Friday, October 17, 2014
Free Pellissippi State Faculty Music Concert wows the crowd
If you've been looking for quality entertainment, local colleges may fit the bill. The free Pellissippi State Music Faculty Concert was held on October 9, 2014 in the theater of the Claxton Performing Arts Building (Hardin Valley Campus). The concert was a mix of classical music, pop and opera.
Having been there, I can attest that the performance was excellent. If you want to see what you've been missing, here is the music schedule.
That the concert was required for all music students did nothing to distract from the friendly, upbeat atmosphere. Audience attire ranged from the traditional student uniform of jeans and t-shirts to Sunday go-to-meeting clothes. The music concert was also open to the community with the predictable result of a packed house.
Selections included both voice and instrumental pieces that encompassed concertos, Appalachian Folk songs, and opera. A crowd-pleasing show tune medley was arranged and played by David Slack. A polyphonic arrangement of the “Sanford and Son” theme song included with melodies, had toes tapping as the instrumental group rocked the concert house.
For me, the star that shined the brightest at the concert was faculty pianist, Lisa Dunn. Her hands danced across the piano in a stunning display of musical acrobatics. From the lowest range of the piano to the highest, she mesmerized the audience and left us spellbound. The crowning musical piece of the evening was the “Sabre Dance” by Aram Khachaturian.
The dynamics in this suspenseful piece has a prestissimo tempo that requires two pianists (in this case Ms. Dunn and Ms. Peggy Hinkle) to play as quickly as possible, simultaneously and with both hands. A third person stood closely by to turn pages as the two pianists reached over each other and back again to cover the full range of the piano in a grand display of pitches and virtuosity that enthralled the audience.
When it came to woodwinds, Ms. Joan Whiteside excelled in her flute performance of “Sicilienne” by Maria-Theresia Von Paradis. She was accompanied by the accomplished Ms. Peggy Hinkle. Their music seemed to float on the air.
Another standout piece was “Shenandoah and Sourwood Mountain” by Jack Jarrett which was firmly rooted in the deep resonating tones of Appalachian Folk Music.
If the Concerto No. 2, 3rd Movement is art music, then the melody of “Shenandoah and Sourwood Mountain” could be thought of as heart music.
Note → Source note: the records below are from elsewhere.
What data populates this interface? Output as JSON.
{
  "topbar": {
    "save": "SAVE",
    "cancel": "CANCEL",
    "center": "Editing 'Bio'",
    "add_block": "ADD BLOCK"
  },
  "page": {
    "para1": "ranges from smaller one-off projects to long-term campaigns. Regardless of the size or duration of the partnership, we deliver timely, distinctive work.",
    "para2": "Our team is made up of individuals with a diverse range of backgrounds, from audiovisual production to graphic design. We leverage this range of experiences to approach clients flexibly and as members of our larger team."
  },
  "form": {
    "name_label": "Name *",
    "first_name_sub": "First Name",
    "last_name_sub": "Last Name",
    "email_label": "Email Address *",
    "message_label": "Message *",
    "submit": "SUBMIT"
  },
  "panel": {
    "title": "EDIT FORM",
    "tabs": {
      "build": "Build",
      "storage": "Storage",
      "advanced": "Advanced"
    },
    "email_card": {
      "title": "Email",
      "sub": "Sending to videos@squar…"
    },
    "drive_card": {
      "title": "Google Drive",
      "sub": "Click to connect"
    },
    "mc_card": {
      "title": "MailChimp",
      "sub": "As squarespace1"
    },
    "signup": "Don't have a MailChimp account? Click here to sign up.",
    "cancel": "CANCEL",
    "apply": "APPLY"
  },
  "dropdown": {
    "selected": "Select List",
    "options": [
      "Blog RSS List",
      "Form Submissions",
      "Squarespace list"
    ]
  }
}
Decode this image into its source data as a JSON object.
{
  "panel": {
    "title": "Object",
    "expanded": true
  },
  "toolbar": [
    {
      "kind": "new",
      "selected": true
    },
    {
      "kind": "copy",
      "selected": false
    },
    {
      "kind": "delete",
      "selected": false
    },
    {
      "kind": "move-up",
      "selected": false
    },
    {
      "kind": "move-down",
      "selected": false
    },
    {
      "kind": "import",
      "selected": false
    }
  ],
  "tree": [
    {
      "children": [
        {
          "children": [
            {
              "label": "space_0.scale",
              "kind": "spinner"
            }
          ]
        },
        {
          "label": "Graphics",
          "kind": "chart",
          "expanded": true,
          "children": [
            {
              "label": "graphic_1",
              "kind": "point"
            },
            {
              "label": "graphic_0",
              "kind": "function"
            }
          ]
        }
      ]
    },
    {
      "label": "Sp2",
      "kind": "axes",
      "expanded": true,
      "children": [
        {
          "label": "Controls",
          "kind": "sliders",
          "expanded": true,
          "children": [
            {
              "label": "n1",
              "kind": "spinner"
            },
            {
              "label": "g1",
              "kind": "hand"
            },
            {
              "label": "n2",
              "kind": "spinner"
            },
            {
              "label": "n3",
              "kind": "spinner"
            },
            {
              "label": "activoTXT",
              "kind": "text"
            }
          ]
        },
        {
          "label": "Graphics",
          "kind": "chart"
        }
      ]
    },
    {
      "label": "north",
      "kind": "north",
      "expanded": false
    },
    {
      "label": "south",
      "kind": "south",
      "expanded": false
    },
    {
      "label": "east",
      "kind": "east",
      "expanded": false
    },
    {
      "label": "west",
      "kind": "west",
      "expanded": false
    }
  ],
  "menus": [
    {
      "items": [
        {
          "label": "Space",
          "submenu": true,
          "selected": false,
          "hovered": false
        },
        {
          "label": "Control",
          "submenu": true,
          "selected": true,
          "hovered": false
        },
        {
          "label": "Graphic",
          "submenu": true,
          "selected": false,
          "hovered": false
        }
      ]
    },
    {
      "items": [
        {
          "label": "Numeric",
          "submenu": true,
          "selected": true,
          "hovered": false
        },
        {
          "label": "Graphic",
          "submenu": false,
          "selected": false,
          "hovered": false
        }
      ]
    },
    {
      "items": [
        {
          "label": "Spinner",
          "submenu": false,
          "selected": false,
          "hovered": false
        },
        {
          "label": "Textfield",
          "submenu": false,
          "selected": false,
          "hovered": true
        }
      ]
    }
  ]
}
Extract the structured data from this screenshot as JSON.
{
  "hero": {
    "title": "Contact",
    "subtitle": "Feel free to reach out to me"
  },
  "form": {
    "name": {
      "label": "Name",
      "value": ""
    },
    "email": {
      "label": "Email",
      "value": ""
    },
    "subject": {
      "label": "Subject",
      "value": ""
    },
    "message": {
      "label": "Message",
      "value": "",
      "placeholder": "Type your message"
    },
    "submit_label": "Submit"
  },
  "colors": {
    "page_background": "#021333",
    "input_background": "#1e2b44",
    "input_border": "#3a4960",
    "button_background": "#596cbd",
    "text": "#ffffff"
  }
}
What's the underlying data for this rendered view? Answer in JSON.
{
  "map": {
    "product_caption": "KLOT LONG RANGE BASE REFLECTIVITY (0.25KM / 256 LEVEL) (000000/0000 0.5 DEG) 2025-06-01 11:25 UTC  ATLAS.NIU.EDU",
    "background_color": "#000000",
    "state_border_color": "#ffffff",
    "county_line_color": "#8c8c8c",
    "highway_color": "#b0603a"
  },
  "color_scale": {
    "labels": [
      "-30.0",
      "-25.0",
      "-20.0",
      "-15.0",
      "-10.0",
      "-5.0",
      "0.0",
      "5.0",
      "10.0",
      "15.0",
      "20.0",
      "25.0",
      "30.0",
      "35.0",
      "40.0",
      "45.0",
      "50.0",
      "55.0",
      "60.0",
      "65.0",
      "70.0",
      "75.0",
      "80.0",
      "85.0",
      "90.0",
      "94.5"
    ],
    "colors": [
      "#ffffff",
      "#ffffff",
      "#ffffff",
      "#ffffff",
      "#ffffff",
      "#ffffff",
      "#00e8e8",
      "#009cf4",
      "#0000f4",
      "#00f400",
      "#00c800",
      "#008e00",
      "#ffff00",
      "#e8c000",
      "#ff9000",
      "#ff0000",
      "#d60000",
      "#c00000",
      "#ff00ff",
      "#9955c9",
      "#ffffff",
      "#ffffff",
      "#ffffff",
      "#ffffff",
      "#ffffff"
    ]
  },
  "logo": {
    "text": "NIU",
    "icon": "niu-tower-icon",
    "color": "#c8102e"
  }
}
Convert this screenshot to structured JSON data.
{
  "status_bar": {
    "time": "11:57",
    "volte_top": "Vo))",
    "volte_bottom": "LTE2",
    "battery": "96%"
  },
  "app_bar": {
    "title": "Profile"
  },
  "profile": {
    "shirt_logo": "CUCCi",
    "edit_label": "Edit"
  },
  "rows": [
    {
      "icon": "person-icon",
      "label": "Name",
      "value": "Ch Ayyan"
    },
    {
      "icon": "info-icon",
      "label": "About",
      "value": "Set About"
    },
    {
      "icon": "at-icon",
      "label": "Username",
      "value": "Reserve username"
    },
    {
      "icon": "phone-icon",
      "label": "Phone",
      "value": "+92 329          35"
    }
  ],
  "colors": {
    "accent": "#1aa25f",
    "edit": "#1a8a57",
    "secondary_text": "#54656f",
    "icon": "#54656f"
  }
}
The lilting tones tug at the hearts of many in East Tennessee and other parts of Appalachia.
Somewhat similarly, “The Trees on the Mountains” from the opera “Susanah” by Carlisle Floyd, is an operatic piece that also carries the listener to the splendor of mountain peaks. This was performed by soprano Jami Anderson, who did a more than admirable job.
The soulful and improvisational tones of Duke Ellington’s “Sound of Love” balanced an evening that also included “Un’aura amorosa” by Wolfgang Amadeus Mozart and “Fantastic Polka”. The concert was an idyllic mix of tunes that carried the listener from the classical age to present day with panache and elegance.
In the interest of disclosure, I wrote a similar piece about the concert for my music class. Lisa Dunn is my professor. However, this blog post doesn't effect my grade. She does not follow You've Been Reviewed and won't receive the url until after final grades are posted. I share about the concert because it's one of the many cultural opportunities in Knoxville that provides free family entertainment.